*** Opening Entries provided ***
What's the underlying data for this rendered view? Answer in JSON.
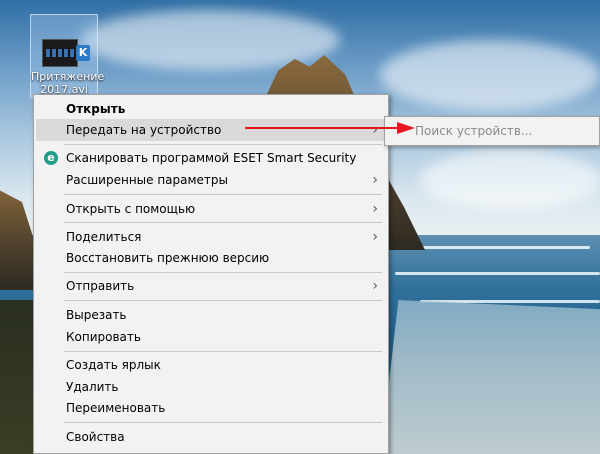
{
  "desktop": {
    "file_icon": {
      "label": "Притяжение 2017.avi",
      "badge": "K"
    }
  },
  "context_menu": {
    "items": [
      {
        "label": "Открыть"
      },
      {
        "label": "Передать на устройство"
      },
      {
        "label": "Сканировать программой ESET Smart Security",
        "icon_letter": "e"
      },
      {
        "label": "Расширенные параметры"
      },
      {
        "label": "Открыть с помощью"
      },
      {
        "label": "Поделиться"
      },
      {
        "label": "Восстановить прежнюю версию"
      },
      {
        "label": "Отправить"
      },
      {
        "label": "Вырезать"
      },
      {
        "label": "Копировать"
      },
      {
        "label": "Создать ярлык"
      },
      {
        "label": "Удалить"
      },
      {
        "label": "Переименовать"
      },
      {
        "label": "Свойства"
      }
    ],
    "submenu_arrow": "›"
  },
  "submenu": {
    "item": "Поиск устройств..."
  },
  "colors": {
    "menu_bg": "#f2f2f2",
    "hover_bg": "#d9d9d9",
    "annotation_arrow": "#e8141e",
    "eset_icon": "#1f9e8a"
  }
}
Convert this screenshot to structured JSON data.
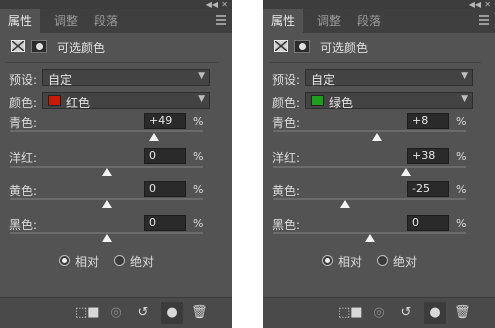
{
  "window": {
    "collapse_glyph": "◀◀",
    "close_glyph": "✕"
  },
  "tabs": [
    "属性",
    "调整",
    "段落"
  ],
  "header": {
    "title": "可选颜色"
  },
  "labels": {
    "preset": "预设:",
    "color": "颜色:",
    "relative": "相对",
    "absolute": "绝对",
    "percent": "%"
  },
  "panels": [
    {
      "preset_value": "自定",
      "color_value": "红色",
      "swatch_color": "#cc1a00",
      "sliders": [
        {
          "label": "青色:",
          "value": "+49",
          "fraction": 0.745
        },
        {
          "label": "洋红:",
          "value": "0",
          "fraction": 0.5
        },
        {
          "label": "黄色:",
          "value": "0",
          "fraction": 0.5
        },
        {
          "label": "黑色:",
          "value": "0",
          "fraction": 0.5
        }
      ],
      "mode": "relative"
    },
    {
      "preset_value": "自定",
      "color_value": "绿色",
      "swatch_color": "#1aa01a",
      "sliders": [
        {
          "label": "青色:",
          "value": "+8",
          "fraction": 0.54
        },
        {
          "label": "洋红:",
          "value": "+38",
          "fraction": 0.69
        },
        {
          "label": "黄色:",
          "value": "-25",
          "fraction": 0.375
        },
        {
          "label": "黑色:",
          "value": "0",
          "fraction": 0.5
        }
      ],
      "mode": "relative"
    }
  ],
  "bottom_icons": [
    "clip-to-layer-icon",
    "view-previous-icon",
    "reset-icon",
    "visibility-eye-icon",
    "trash-icon"
  ]
}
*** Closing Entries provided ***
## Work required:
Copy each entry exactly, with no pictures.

## Response below:
What's the underlying data for this rendered view? Answer in JSON.
{
  "desktop": {
    "file_icon": {
      "label": "Притяжение 2017.avi",
      "badge": "K"
    }
  },
  "context_menu": {
    "items": [
      {
        "label": "Открыть"
      },
      {
        "label": "Передать на устройство"
      },
      {
        "label": "Сканировать программой ESET Smart Security",
        "icon_letter": "e"
      },
      {
        "label": "Расширенные параметры"
      },
      {
        "label": "Открыть с помощью"
      },
      {
        "label": "Поделиться"
      },
      {
        "label": "Восстановить прежнюю версию"
      },
      {
        "label": "Отправить"
      },
      {
        "label": "Вырезать"
      },
      {
        "label": "Копировать"
      },
      {
        "label": "Создать ярлык"
      },
      {
        "label": "Удалить"
      },
      {
        "label": "Переименовать"
      },
      {
        "label": "Свойства"
      }
    ],
    "submenu_arrow": "›"
  },
  "submenu": {
    "item": "Поиск устройств..."
  },
  "colors": {
    "menu_bg": "#f2f2f2",
    "hover_bg": "#d9d9d9",
    "annotation_arrow": "#e8141e",
    "eset_icon": "#1f9e8a"
  }
}
Convert this screenshot to structured JSON data.
{
  "window": {
    "collapse_glyph": "◀◀",
    "close_glyph": "✕"
  },
  "tabs": [
    "属性",
    "调整",
    "段落"
  ],
  "header": {
    "title": "可选颜色"
  },
  "labels": {
    "preset": "预设:",
    "color": "颜色:",
    "relative": "相对",
    "absolute": "绝对",
    "percent": "%"
  },
  "panels": [
    {
      "preset_value": "自定",
      "color_value": "红色",
      "swatch_color": "#cc1a00",
      "sliders": [
        {
          "label": "青色:",
          "value": "+49",
          "fraction": 0.745
        },
        {
          "label": "洋红:",
          "value": "0",
          "fraction": 0.5
        },
        {
          "label": "黄色:",
          "value": "0",
          "fraction": 0.5
        },
        {
          "label": "黑色:",
          "value": "0",
          "fraction": 0.5
        }
      ],
      "mode": "relative"
    },
    {
      "preset_value": "自定",
      "color_value": "绿色",
      "swatch_color": "#1aa01a",
      "sliders": [
        {
          "label": "青色:",
          "value": "+8",
          "fraction": 0.54
        },
        {
          "label": "洋红:",
          "value": "+38",
          "fraction": 0.69
        },
        {
          "label": "黄色:",
          "value": "-25",
          "fraction": 0.375
        },
        {
          "label": "黑色:",
          "value": "0",
          "fraction": 0.5
        }
      ],
      "mode": "relative"
    }
  ],
  "bottom_icons": [
    "clip-to-layer-icon",
    "view-previous-icon",
    "reset-icon",
    "visibility-eye-icon",
    "trash-icon"
  ]
}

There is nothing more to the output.